The success of these projects shows a readiness on the part of the banks to finance facilities, which will be of particular importance in the context of Russia's staging of the 2018 World Cup.
It should be noted that in Russia as a whole and within the relevant regions there is potential for increased implementation of PPP projects related to sports infrastructure. A number of factors are key to the development of this potential: (i) the existence of core federal legislation and regional PPP legislation in Russia; (ii) experience in the successful implementation of concession and other PPP projects as well as large investment projects in particular regions of Russia; (iii) the development of the "institutional" basis for PPP and the enlargement of PPP instruments, in particular infrastructure bonds; (iv) an increased willingness on the part of the government to develop and improve the legal and institutional bases for PPP mechanisms; (v) the readiness of financial institutions to provide finance and the availability of government support to ensure that project companies can comply with their financial obligations to those financial institutions; and (vi) the ability to attract foreign investment and the managerial and technological expertise that comes with it.
Regarding the implementation of PPP projects at the regional level, it is significant that almost all of the regions taking part in the 2018 World Cup have some experience of successfully implementing PPP projects. St. Petersburg, which is now carrying out a large number of concession projects, is the undisputed leader in this field among the other regions and is planning to launch nine new PPP projects in 2011. Special industrial economic zones in Tatarstan and the Samara region have been established and a tourist recreation zone has been created in Kaliningrad, while there has been widespread regional implementation of PPP projects related to water and heat supply. Meanwhile, airport development continues apace, some of the most significant developments being at St. Petersburg's Pulkovo Airport and Yekaterinburg's Koltsovo Airport.
However, despite this dynamic growth, practical experience in the implementation of PPP projects in general remains very limited in Russia.
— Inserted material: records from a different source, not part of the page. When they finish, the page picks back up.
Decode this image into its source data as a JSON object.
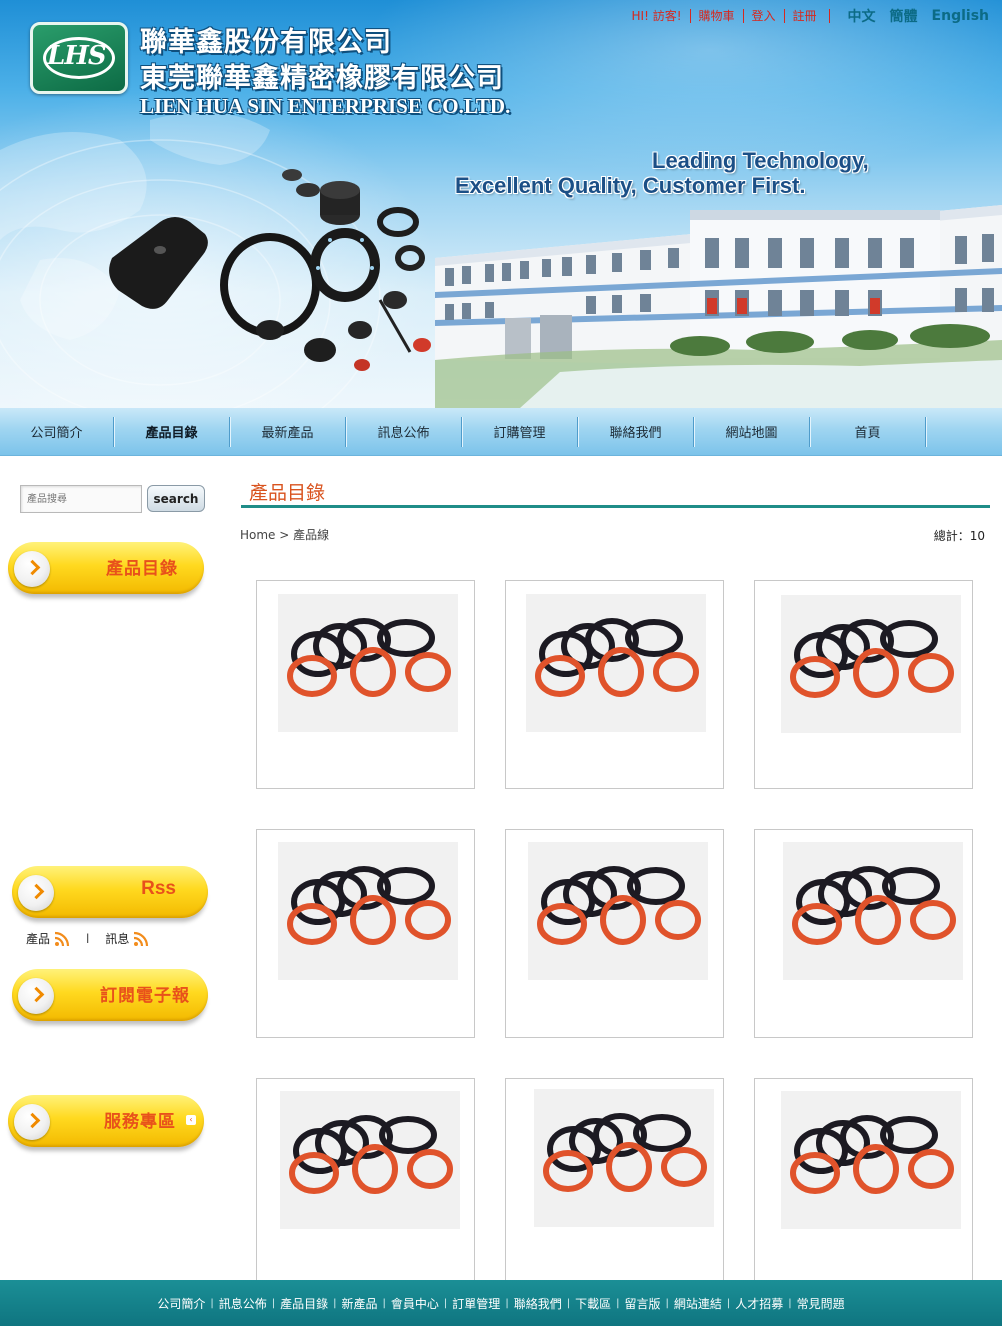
{
  "header": {
    "company_name_zh1": "聯華鑫股份有限公司",
    "company_name_zh2": "東莞聯華鑫精密橡膠有限公司",
    "company_name_en": "LIEN HUA SIN ENTERPRISE CO.LTD.",
    "slogan_line1": "Leading Technology,",
    "slogan_line2": "Excellent Quality, Customer First.",
    "logo_text": "LHS",
    "top_links": [
      "HI! 訪客!",
      "購物車",
      "登入",
      "註冊"
    ],
    "languages": [
      "中文",
      "簡體",
      "English"
    ]
  },
  "nav": {
    "items": [
      "公司簡介",
      "產品目錄",
      "最新產品",
      "訊息公佈",
      "訂購管理",
      "聯絡我們",
      "網站地圖",
      "首頁"
    ],
    "active_index": 1
  },
  "sidebar": {
    "search_placeholder": "產品搜尋",
    "search_button": "search",
    "catalog_label": "產品目錄",
    "rss_label": "Rss",
    "rss_links": [
      "產品",
      "訊息"
    ],
    "rss_separator": "l",
    "newsletter_label": "訂閱電子報",
    "service_label": "服務專區"
  },
  "main": {
    "section_title": "產品目錄",
    "breadcrumb": "Home > 產品線",
    "total": "總計：10",
    "products_visible": 9,
    "product_image": "o-ring-set-black-orange"
  },
  "footer": {
    "links": [
      "公司簡介",
      "訊息公佈",
      "產品目錄",
      "新產品",
      "會員中心",
      "訂單管理",
      "聯絡我們",
      "下載區",
      "留言版",
      "網站連結",
      "人才招募",
      "常見問題"
    ]
  },
  "colors": {
    "accent_orange": "#d9531e",
    "teal_rule": "#1f8d88",
    "footer_bg": "#1b8f96",
    "link_red": "#d6281f",
    "button_yellow": "#ffd91f"
  }
}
The existing legislation needs to be improved and the participation risk remains high for the private investor. Russia must be guided by international best practice to enable it to streamline the implementation of PPP projects. Encouragingly, a number of initiatives have been launched, which are supported by the European Bank for Reconstruction and Development, the United Nations Development Program and PPP Center (Russia) among others, with the aim of improving federal and regional PPP legislation.